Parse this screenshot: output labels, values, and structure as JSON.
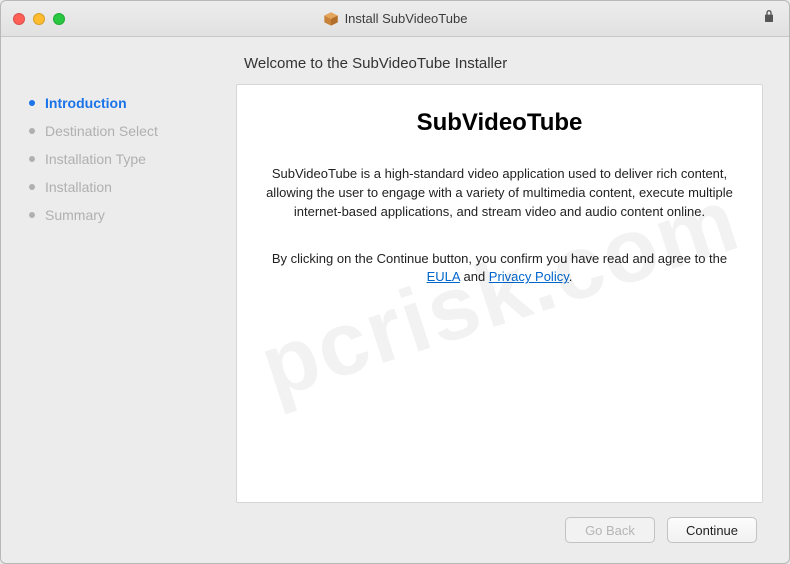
{
  "titlebar": {
    "title": "Install SubVideoTube"
  },
  "sidebar": {
    "steps": [
      {
        "label": "Introduction",
        "active": true
      },
      {
        "label": "Destination Select",
        "active": false
      },
      {
        "label": "Installation Type",
        "active": false
      },
      {
        "label": "Installation",
        "active": false
      },
      {
        "label": "Summary",
        "active": false
      }
    ]
  },
  "main": {
    "welcome": "Welcome to the SubVideoTube Installer",
    "product_title": "SubVideoTube",
    "description": "SubVideoTube is a high-standard video application used to deliver rich content, allowing the user to engage with a variety of multimedia content, execute multiple internet-based applications, and stream video and audio content online.",
    "agree_prefix": "By clicking on the Continue button, you confirm you have read and agree to the ",
    "eula_link": "EULA",
    "agree_and": " and ",
    "privacy_link": "Privacy Policy",
    "agree_suffix": "."
  },
  "footer": {
    "go_back": "Go Back",
    "continue": "Continue"
  },
  "watermark": "pcrisk.com"
}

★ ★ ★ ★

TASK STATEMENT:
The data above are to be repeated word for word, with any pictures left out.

RESPONSE:
Parse this screenshot: output labels, values, and structure as JSON.
{
  "titlebar": {
    "title": "Install SubVideoTube"
  },
  "sidebar": {
    "steps": [
      {
        "label": "Introduction",
        "active": true
      },
      {
        "label": "Destination Select",
        "active": false
      },
      {
        "label": "Installation Type",
        "active": false
      },
      {
        "label": "Installation",
        "active": false
      },
      {
        "label": "Summary",
        "active": false
      }
    ]
  },
  "main": {
    "welcome": "Welcome to the SubVideoTube Installer",
    "product_title": "SubVideoTube",
    "description": "SubVideoTube is a high-standard video application used to deliver rich content, allowing the user to engage with a variety of multimedia content, execute multiple internet-based applications, and stream video and audio content online.",
    "agree_prefix": "By clicking on the Continue button, you confirm you have read and agree to the ",
    "eula_link": "EULA",
    "agree_and": " and ",
    "privacy_link": "Privacy Policy",
    "agree_suffix": "."
  },
  "footer": {
    "go_back": "Go Back",
    "continue": "Continue"
  },
  "watermark": "pcrisk.com"
}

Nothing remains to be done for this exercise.